§ WHAT TO WORK ON
Find every line below where the word "generator" occurs, then give how many you found and nothing else.

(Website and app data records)
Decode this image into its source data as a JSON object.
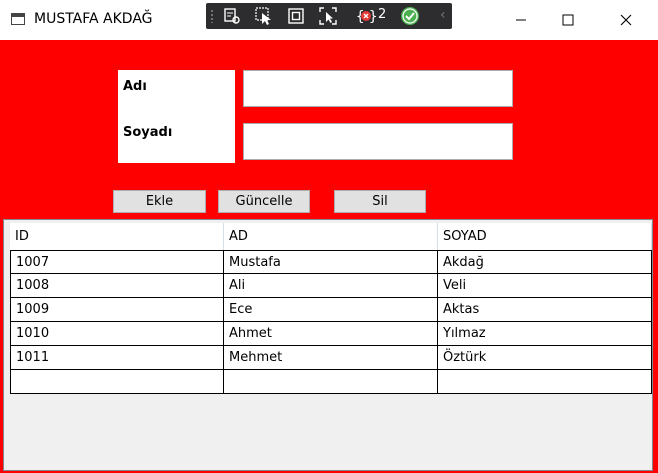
{
  "window": {
    "title": "MUSTAFA AKDAĞ"
  },
  "debug_toolbar": {
    "icons": [
      "live-visual-tree-icon",
      "select-element-icon",
      "display-layout-adorners-icon",
      "track-focus-icon",
      "binding-failures-icon",
      "hot-reload-ok-icon"
    ],
    "binding_failures_count": "2"
  },
  "form": {
    "label_ad": "Adı",
    "label_soyad": "Soyadı",
    "input_ad_value": "",
    "input_soyad_value": ""
  },
  "buttons": {
    "ekle": "Ekle",
    "guncelle": "Güncelle",
    "sil": "Sil"
  },
  "grid": {
    "columns": [
      "ID",
      "AD",
      "SOYAD"
    ],
    "rows": [
      [
        "1007",
        "Mustafa",
        "Akdağ"
      ],
      [
        "1008",
        "Ali",
        "Veli"
      ],
      [
        "1009",
        "Ece",
        "Aktas"
      ],
      [
        "1010",
        "Ahmet",
        "Yılmaz"
      ],
      [
        "1011",
        "Mehmet",
        "Öztürk"
      ],
      [
        "",
        "",
        ""
      ]
    ]
  },
  "colors": {
    "background": "#ff0000",
    "debug_toolbar": "#2d2d30",
    "ok_check": "#4caf50",
    "error_badge": "#e53935"
  }
}
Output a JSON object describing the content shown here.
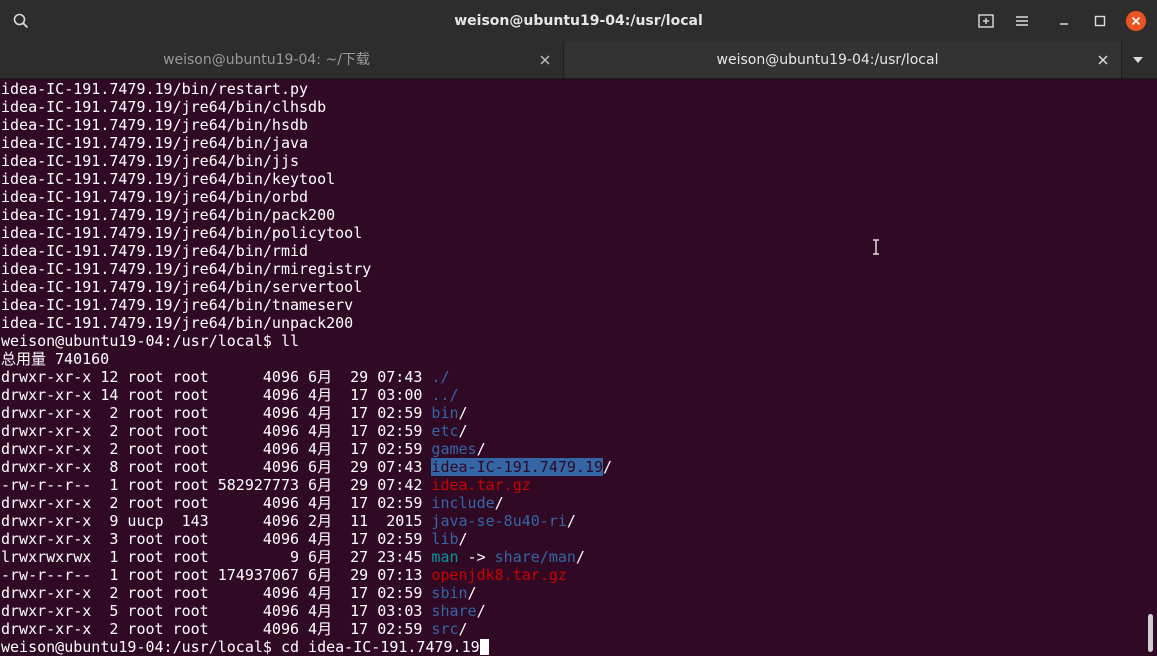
{
  "window": {
    "title": "weison@ubuntu19-04:/usr/local"
  },
  "tabs": [
    {
      "label": "weison@ubuntu19-04: ~/下载",
      "active": false
    },
    {
      "label": "weison@ubuntu19-04:/usr/local",
      "active": true
    }
  ],
  "terminal": {
    "file_lines": [
      "idea-IC-191.7479.19/bin/restart.py",
      "idea-IC-191.7479.19/jre64/bin/clhsdb",
      "idea-IC-191.7479.19/jre64/bin/hsdb",
      "idea-IC-191.7479.19/jre64/bin/java",
      "idea-IC-191.7479.19/jre64/bin/jjs",
      "idea-IC-191.7479.19/jre64/bin/keytool",
      "idea-IC-191.7479.19/jre64/bin/orbd",
      "idea-IC-191.7479.19/jre64/bin/pack200",
      "idea-IC-191.7479.19/jre64/bin/policytool",
      "idea-IC-191.7479.19/jre64/bin/rmid",
      "idea-IC-191.7479.19/jre64/bin/rmiregistry",
      "idea-IC-191.7479.19/jre64/bin/servertool",
      "idea-IC-191.7479.19/jre64/bin/tnameserv",
      "idea-IC-191.7479.19/jre64/bin/unpack200"
    ],
    "prompt_ll": "weison@ubuntu19-04:/usr/local$ ll",
    "total": "总用量 740160",
    "listing": [
      {
        "meta": "drwxr-xr-x 12 root root      4096 6月  29 07:43 ",
        "name": "./",
        "slash": "",
        "kind": "dir"
      },
      {
        "meta": "drwxr-xr-x 14 root root      4096 4月  17 03:00 ",
        "name": "../",
        "slash": "",
        "kind": "dir"
      },
      {
        "meta": "drwxr-xr-x  2 root root      4096 4月  17 02:59 ",
        "name": "bin",
        "slash": "/",
        "kind": "dir"
      },
      {
        "meta": "drwxr-xr-x  2 root root      4096 4月  17 02:59 ",
        "name": "etc",
        "slash": "/",
        "kind": "dir"
      },
      {
        "meta": "drwxr-xr-x  2 root root      4096 4月  17 02:59 ",
        "name": "games",
        "slash": "/",
        "kind": "dir"
      },
      {
        "meta": "drwxr-xr-x  8 root root      4096 6月  29 07:43 ",
        "name": "idea-IC-191.7479.19",
        "slash": "/",
        "kind": "selected"
      },
      {
        "meta": "-rw-r--r--  1 root root 582927773 6月  29 07:42 ",
        "name": "idea.tar.gz",
        "slash": "",
        "kind": "archive"
      },
      {
        "meta": "drwxr-xr-x  2 root root      4096 4月  17 02:59 ",
        "name": "include",
        "slash": "/",
        "kind": "dir"
      },
      {
        "meta": "drwxr-xr-x  9 uucp  143      4096 2月  11  2015 ",
        "name": "java-se-8u40-ri",
        "slash": "/",
        "kind": "dir"
      },
      {
        "meta": "drwxr-xr-x  3 root root      4096 4月  17 02:59 ",
        "name": "lib",
        "slash": "/",
        "kind": "dir"
      },
      {
        "meta": "lrwxrwxrwx  1 root root         9 6月  27 23:45 ",
        "name": "man",
        "slash": "",
        "kind": "link",
        "arrow": " -> ",
        "target": "share/man",
        "target_slash": "/"
      },
      {
        "meta": "-rw-r--r--  1 root root 174937067 6月  29 07:13 ",
        "name": "openjdk8.tar.gz",
        "slash": "",
        "kind": "archive"
      },
      {
        "meta": "drwxr-xr-x  2 root root      4096 4月  17 02:59 ",
        "name": "sbin",
        "slash": "/",
        "kind": "dir"
      },
      {
        "meta": "drwxr-xr-x  5 root root      4096 4月  17 03:03 ",
        "name": "share",
        "slash": "/",
        "kind": "dir"
      },
      {
        "meta": "drwxr-xr-x  2 root root      4096 4月  17 02:59 ",
        "name": "src",
        "slash": "/",
        "kind": "dir"
      }
    ],
    "prompt_cd": "weison@ubuntu19-04:/usr/local$ cd idea-IC-191.7479.19"
  },
  "colors": {
    "background": "#300a24",
    "directory": "#3465a4",
    "archive": "#cc0000",
    "symlink": "#06989a",
    "close_button": "#e95420"
  },
  "icons": [
    "search-icon",
    "new-tab-icon",
    "hamburger-menu-icon",
    "minimize-icon",
    "maximize-icon",
    "close-icon",
    "tab-close-icon",
    "tab-list-chevron-icon",
    "text-cursor-ibeam-icon"
  ]
}
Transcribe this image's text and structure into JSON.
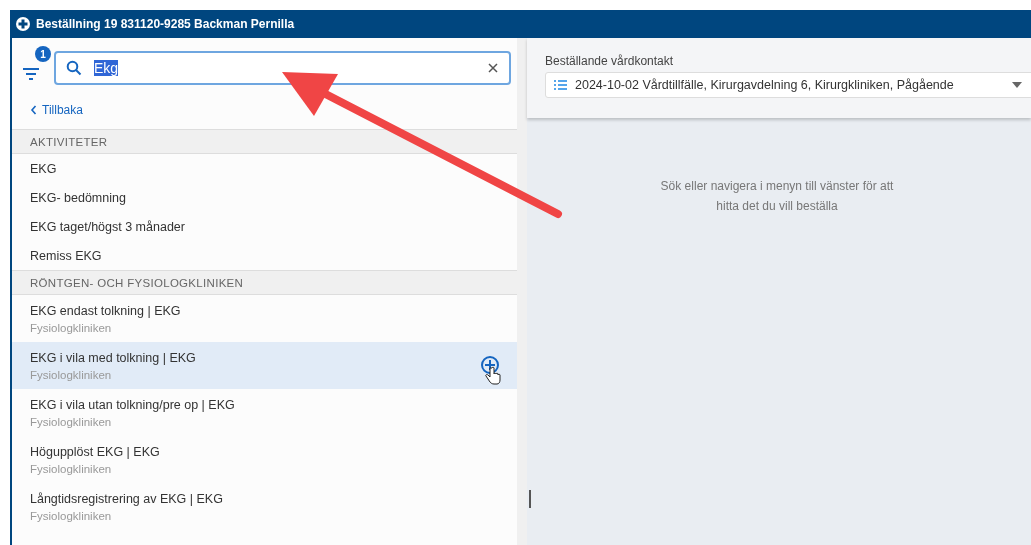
{
  "window": {
    "title": "Beställning 19 831120-9285 Backman Pernilla"
  },
  "search": {
    "filter_count": "1",
    "value": "Ekg",
    "value_selected": true
  },
  "back_link": "Tillbaka",
  "sections": [
    {
      "header": "AKTIVITETER",
      "items": [
        {
          "title": "EKG",
          "hovered": false
        },
        {
          "title": "EKG- bedömning",
          "hovered": false
        },
        {
          "title": "EKG taget/högst 3 månader",
          "hovered": false
        },
        {
          "title": "Remiss EKG",
          "hovered": false
        }
      ]
    },
    {
      "header": "RÖNTGEN- OCH FYSIOLOGKLINIKEN",
      "items": [
        {
          "title": "EKG endast tolkning | EKG",
          "subtitle": "Fysiologkliniken",
          "hovered": false
        },
        {
          "title": "EKG i vila med tolkning | EKG",
          "subtitle": "Fysiologkliniken",
          "hovered": true
        },
        {
          "title": "EKG i vila utan tolkning/pre op | EKG",
          "subtitle": "Fysiologkliniken",
          "hovered": false
        },
        {
          "title": "Högupplöst EKG | EKG",
          "subtitle": "Fysiologkliniken",
          "hovered": false
        },
        {
          "title": "Långtidsregistrering av EKG | EKG",
          "subtitle": "Fysiologkliniken",
          "hovered": false
        }
      ]
    }
  ],
  "care_contact": {
    "label": "Beställande vårdkontakt",
    "value": "2024-10-02 Vårdtillfälle, Kirurgavdelning 6, Kirurgkliniken, Pågående"
  },
  "empty_message": "Sök eller navigera i menyn till vänster för att hitta det du vill beställa"
}
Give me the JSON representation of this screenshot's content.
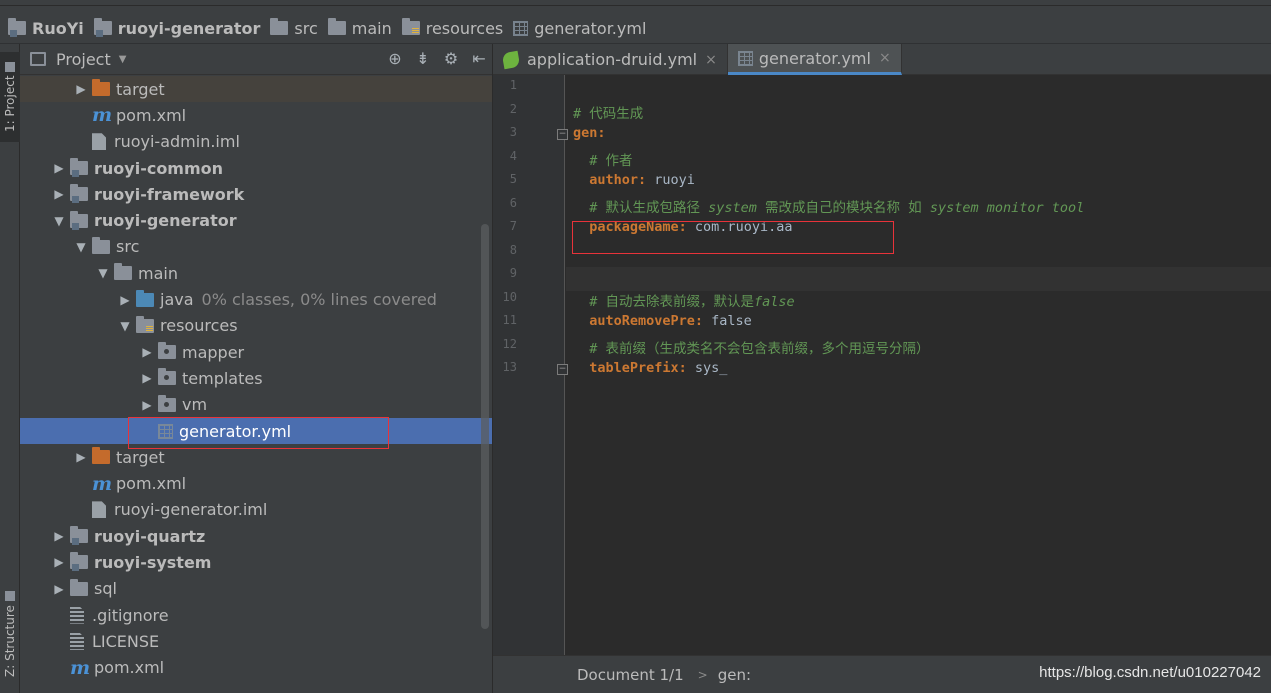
{
  "breadcrumb": [
    "RuoYi",
    "ruoyi-generator",
    "src",
    "main",
    "resources",
    "generator.yml"
  ],
  "left_strip": {
    "project": "1: Project",
    "structure": "Z: Structure"
  },
  "project_panel": {
    "title": "Project",
    "tree": [
      {
        "label": "target",
        "depth": 2,
        "arrow": "closed",
        "icon": "folder-orange",
        "bold": false
      },
      {
        "label": "pom.xml",
        "depth": 2,
        "arrow": "",
        "icon": "maven",
        "bold": false
      },
      {
        "label": "ruoyi-admin.iml",
        "depth": 2,
        "arrow": "",
        "icon": "iml",
        "bold": false
      },
      {
        "label": "ruoyi-common",
        "depth": 1,
        "arrow": "closed",
        "icon": "folder-module",
        "bold": true
      },
      {
        "label": "ruoyi-framework",
        "depth": 1,
        "arrow": "closed",
        "icon": "folder-module",
        "bold": true
      },
      {
        "label": "ruoyi-generator",
        "depth": 1,
        "arrow": "open",
        "icon": "folder-module",
        "bold": true
      },
      {
        "label": "src",
        "depth": 2,
        "arrow": "open",
        "icon": "folder",
        "bold": false
      },
      {
        "label": "main",
        "depth": 3,
        "arrow": "open",
        "icon": "folder",
        "bold": false
      },
      {
        "label": "java",
        "depth": 4,
        "arrow": "closed",
        "icon": "folder-blue",
        "bold": false,
        "coverage": "0% classes, 0% lines covered"
      },
      {
        "label": "resources",
        "depth": 4,
        "arrow": "open",
        "icon": "folder-resources",
        "bold": false
      },
      {
        "label": "mapper",
        "depth": 5,
        "arrow": "closed",
        "icon": "folder-package",
        "bold": false
      },
      {
        "label": "templates",
        "depth": 5,
        "arrow": "closed",
        "icon": "folder-package",
        "bold": false
      },
      {
        "label": "vm",
        "depth": 5,
        "arrow": "closed",
        "icon": "folder-package",
        "bold": false
      },
      {
        "label": "generator.yml",
        "depth": 5,
        "arrow": "",
        "icon": "yml",
        "bold": false,
        "selected": true
      },
      {
        "label": "target",
        "depth": 2,
        "arrow": "closed",
        "icon": "folder-orange",
        "bold": false
      },
      {
        "label": "pom.xml",
        "depth": 2,
        "arrow": "",
        "icon": "maven",
        "bold": false
      },
      {
        "label": "ruoyi-generator.iml",
        "depth": 2,
        "arrow": "",
        "icon": "iml",
        "bold": false
      },
      {
        "label": "ruoyi-quartz",
        "depth": 1,
        "arrow": "closed",
        "icon": "folder-module",
        "bold": true
      },
      {
        "label": "ruoyi-system",
        "depth": 1,
        "arrow": "closed",
        "icon": "folder-module",
        "bold": true
      },
      {
        "label": "sql",
        "depth": 1,
        "arrow": "closed",
        "icon": "folder",
        "bold": false
      },
      {
        "label": ".gitignore",
        "depth": 1,
        "arrow": "",
        "icon": "text",
        "bold": false
      },
      {
        "label": "LICENSE",
        "depth": 1,
        "arrow": "",
        "icon": "text",
        "bold": false
      },
      {
        "label": "pom.xml",
        "depth": 1,
        "arrow": "",
        "icon": "maven",
        "bold": false
      }
    ]
  },
  "tabs": [
    {
      "label": "application-druid.yml",
      "icon": "spring-icon",
      "active": false
    },
    {
      "label": "generator.yml",
      "icon": "yml-icon",
      "active": true
    }
  ],
  "tab_close_glyph": "×",
  "editor": {
    "line_numbers": [
      "1",
      "2",
      "3",
      "4",
      "5",
      "6",
      "7",
      "8",
      "9",
      "10",
      "11",
      "12",
      "13"
    ],
    "lines": [
      {
        "num": "2",
        "parts": [
          {
            "t": "# 代码生成",
            "c": "c-cmt"
          }
        ]
      },
      {
        "num": "3",
        "parts": [
          {
            "t": "gen:",
            "c": "c-key"
          }
        ]
      },
      {
        "num": "4",
        "parts": [
          {
            "t": "  # 作者",
            "c": "c-cmt"
          }
        ]
      },
      {
        "num": "5",
        "parts": [
          {
            "t": "  author:",
            "c": "c-key"
          },
          {
            "t": " ruoyi",
            "c": "c-val"
          }
        ]
      },
      {
        "num": "6",
        "parts": [
          {
            "t": "  # 默认生成包路径 ",
            "c": "c-cmt"
          },
          {
            "t": "system",
            "c": "c-cmt-i"
          },
          {
            "t": " 需改成自己的模块名称 如 ",
            "c": "c-cmt"
          },
          {
            "t": "system monitor tool",
            "c": "c-cmt-i"
          }
        ]
      },
      {
        "num": "7",
        "parts": [
          {
            "t": "  packageName:",
            "c": "c-key"
          },
          {
            "t": " com.ruoyi.aa",
            "c": "c-val"
          }
        ]
      },
      {
        "num": "10",
        "parts": [
          {
            "t": "  # 自动去除表前缀，默认是",
            "c": "c-cmt"
          },
          {
            "t": "false",
            "c": "c-cmt-i"
          }
        ]
      },
      {
        "num": "11",
        "parts": [
          {
            "t": "  autoRemovePre:",
            "c": "c-key"
          },
          {
            "t": " false",
            "c": "c-bool"
          }
        ]
      },
      {
        "num": "12",
        "parts": [
          {
            "t": "  # 表前缀（生成类名不会包含表前缀，多个用逗号分隔）",
            "c": "c-cmt"
          }
        ]
      },
      {
        "num": "13",
        "parts": [
          {
            "t": "  tablePrefix:",
            "c": "c-key"
          },
          {
            "t": " sys_",
            "c": "c-val"
          }
        ]
      }
    ]
  },
  "status": {
    "document": "Document 1/1",
    "path": "gen:"
  },
  "watermark": "https://blog.csdn.net/u010227042",
  "colors": {
    "selection": "#4b6eaf",
    "annotation_red": "#e8333a",
    "keyword": "#cc7832",
    "comment": "#629755"
  }
}
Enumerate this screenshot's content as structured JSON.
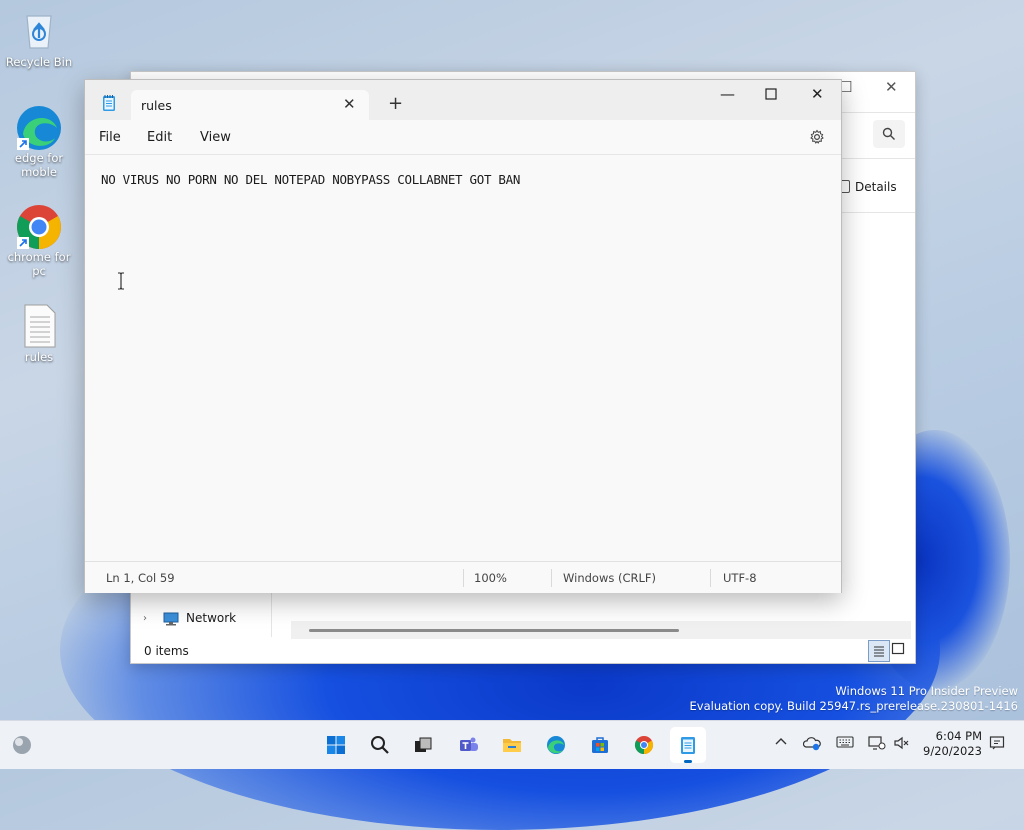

§ ANSWER FOR THIS EXERCISE
6